» **EXERCISE PROMPT**: For the word "Product", search the records and show each line in which it occurs.

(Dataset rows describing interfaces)
____

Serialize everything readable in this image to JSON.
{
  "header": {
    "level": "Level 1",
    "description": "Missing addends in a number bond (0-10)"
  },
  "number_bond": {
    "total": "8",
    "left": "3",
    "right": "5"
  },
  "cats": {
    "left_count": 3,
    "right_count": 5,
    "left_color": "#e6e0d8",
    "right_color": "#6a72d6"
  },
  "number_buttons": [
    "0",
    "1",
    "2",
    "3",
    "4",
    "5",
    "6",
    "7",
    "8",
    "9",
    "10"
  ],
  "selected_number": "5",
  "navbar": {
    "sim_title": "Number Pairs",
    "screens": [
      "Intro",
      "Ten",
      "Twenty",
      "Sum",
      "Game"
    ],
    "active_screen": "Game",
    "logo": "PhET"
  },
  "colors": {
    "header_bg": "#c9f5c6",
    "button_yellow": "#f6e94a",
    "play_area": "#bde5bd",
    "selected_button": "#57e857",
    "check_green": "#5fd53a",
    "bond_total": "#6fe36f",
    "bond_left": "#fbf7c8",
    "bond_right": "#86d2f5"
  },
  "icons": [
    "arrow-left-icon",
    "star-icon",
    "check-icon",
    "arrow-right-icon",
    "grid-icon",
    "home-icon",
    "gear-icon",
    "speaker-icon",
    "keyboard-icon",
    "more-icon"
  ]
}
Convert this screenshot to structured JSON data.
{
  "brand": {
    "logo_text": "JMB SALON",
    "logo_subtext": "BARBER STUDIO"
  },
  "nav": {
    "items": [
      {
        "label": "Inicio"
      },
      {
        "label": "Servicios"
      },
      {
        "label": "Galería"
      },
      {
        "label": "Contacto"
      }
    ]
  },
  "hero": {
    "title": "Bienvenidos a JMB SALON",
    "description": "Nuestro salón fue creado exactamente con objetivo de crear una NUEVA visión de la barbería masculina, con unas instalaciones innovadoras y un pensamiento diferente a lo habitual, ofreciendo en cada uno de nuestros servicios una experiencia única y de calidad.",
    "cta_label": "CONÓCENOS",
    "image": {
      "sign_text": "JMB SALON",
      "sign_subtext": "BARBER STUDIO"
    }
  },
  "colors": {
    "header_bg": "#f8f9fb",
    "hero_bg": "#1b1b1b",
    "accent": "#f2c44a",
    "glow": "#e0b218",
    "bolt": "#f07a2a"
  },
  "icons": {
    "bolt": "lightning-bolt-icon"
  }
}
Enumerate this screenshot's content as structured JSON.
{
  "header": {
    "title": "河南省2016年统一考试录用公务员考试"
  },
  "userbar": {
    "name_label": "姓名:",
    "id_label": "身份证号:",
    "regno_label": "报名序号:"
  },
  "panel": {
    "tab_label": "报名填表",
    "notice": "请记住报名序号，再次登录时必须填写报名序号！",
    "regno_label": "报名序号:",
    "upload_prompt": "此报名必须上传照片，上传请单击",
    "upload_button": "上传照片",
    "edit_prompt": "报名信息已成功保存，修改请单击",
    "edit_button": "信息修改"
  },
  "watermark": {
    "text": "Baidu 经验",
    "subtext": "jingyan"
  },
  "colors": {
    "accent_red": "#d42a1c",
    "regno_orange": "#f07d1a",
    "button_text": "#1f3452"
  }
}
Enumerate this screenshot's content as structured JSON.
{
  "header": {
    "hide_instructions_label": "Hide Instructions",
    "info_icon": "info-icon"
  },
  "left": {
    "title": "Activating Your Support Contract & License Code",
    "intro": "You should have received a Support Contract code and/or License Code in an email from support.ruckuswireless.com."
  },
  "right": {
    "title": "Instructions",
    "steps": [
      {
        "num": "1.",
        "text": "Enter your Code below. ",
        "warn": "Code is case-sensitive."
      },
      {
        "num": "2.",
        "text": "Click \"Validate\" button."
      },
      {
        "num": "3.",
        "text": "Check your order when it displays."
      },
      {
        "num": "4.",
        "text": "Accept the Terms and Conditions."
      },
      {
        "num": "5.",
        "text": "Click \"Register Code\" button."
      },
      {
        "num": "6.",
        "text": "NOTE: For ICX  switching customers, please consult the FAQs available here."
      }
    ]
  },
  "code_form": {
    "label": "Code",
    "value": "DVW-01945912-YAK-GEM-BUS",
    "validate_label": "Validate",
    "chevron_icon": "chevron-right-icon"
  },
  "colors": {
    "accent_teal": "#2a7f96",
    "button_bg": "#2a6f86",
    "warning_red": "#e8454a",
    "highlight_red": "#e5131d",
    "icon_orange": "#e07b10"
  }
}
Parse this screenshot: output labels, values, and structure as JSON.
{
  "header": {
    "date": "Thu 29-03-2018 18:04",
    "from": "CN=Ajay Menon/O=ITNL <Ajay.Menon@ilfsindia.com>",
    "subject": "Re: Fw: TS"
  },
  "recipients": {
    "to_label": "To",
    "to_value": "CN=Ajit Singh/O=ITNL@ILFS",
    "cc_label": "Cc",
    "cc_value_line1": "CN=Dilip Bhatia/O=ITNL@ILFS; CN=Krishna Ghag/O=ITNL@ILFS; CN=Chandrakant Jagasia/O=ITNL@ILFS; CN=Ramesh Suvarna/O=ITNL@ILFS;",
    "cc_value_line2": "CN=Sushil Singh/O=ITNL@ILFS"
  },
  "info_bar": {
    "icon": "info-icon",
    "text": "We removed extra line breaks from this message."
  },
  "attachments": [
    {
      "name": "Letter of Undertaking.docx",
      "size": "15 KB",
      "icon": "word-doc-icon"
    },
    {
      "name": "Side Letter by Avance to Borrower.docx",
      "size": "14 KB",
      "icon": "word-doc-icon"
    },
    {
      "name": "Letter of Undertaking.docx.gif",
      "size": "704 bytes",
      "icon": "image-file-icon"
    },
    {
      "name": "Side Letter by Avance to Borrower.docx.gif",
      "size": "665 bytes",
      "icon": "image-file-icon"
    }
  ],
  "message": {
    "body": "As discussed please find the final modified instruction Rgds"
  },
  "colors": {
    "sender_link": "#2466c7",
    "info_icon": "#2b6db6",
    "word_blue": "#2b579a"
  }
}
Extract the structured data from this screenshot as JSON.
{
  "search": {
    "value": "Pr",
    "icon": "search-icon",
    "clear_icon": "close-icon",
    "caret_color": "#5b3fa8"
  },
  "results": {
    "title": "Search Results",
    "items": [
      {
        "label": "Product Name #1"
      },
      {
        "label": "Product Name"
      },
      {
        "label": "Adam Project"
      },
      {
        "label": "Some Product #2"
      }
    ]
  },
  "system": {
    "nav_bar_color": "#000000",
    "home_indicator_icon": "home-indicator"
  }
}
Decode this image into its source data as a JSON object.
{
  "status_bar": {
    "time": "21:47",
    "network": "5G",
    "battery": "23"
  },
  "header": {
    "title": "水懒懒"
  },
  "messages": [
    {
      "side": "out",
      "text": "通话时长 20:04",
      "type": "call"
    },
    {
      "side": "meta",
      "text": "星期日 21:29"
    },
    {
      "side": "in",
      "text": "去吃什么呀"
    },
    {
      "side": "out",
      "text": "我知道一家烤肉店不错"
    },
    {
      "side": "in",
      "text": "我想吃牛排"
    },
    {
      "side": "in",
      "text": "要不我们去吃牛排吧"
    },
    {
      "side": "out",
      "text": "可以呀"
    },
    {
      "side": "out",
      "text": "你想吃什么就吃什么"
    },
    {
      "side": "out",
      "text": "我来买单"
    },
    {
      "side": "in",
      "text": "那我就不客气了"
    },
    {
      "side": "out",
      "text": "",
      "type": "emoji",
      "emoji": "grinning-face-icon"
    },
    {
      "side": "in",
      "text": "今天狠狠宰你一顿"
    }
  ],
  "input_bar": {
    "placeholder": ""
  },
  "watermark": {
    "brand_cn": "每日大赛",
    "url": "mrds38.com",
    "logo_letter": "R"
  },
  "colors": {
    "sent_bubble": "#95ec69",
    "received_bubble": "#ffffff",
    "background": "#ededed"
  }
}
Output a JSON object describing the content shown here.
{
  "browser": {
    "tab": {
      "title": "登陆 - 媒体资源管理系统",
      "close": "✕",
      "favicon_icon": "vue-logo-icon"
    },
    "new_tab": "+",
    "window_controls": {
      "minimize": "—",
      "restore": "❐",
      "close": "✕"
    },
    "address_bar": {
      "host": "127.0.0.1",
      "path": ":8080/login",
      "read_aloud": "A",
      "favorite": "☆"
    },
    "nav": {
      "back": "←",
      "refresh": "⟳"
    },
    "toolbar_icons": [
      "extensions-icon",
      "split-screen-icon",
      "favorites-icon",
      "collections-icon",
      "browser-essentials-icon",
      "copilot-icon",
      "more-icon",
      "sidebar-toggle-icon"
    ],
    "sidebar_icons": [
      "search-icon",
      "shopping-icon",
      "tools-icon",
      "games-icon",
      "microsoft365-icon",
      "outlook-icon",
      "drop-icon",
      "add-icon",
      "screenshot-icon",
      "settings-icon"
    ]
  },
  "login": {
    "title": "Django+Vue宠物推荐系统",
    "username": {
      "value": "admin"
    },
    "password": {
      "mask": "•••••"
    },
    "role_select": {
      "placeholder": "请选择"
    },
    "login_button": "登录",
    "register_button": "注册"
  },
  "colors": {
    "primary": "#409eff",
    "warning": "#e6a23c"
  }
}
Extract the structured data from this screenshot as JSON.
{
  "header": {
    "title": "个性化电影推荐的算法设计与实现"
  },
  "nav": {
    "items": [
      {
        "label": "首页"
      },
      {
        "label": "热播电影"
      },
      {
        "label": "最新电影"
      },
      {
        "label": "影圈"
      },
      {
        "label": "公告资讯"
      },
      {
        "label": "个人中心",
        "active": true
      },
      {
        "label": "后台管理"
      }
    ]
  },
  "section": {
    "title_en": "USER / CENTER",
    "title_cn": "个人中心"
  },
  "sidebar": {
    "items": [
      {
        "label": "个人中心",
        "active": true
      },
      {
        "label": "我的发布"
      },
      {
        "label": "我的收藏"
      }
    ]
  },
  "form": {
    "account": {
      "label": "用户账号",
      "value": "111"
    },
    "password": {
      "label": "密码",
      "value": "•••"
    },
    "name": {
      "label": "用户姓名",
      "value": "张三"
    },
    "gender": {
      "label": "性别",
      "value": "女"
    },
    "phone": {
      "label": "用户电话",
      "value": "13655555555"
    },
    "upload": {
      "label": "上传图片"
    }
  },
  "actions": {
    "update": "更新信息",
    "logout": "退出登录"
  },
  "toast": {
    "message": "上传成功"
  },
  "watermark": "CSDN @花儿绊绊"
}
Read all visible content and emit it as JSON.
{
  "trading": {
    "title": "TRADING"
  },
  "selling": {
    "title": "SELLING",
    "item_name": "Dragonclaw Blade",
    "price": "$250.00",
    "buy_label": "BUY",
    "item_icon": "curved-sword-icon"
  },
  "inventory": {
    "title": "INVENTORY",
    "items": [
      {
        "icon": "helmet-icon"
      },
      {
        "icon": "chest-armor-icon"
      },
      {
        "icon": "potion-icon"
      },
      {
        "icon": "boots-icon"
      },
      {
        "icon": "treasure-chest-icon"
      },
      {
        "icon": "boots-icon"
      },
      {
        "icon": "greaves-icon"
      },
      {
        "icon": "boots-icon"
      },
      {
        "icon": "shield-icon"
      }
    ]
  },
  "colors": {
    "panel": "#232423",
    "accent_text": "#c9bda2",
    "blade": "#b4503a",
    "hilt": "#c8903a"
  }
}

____

» **RESULT OF THE EXERCISE**:
        "label": "Product Name #1"
        "label": "Product Name"
        "label": "Some Product #2"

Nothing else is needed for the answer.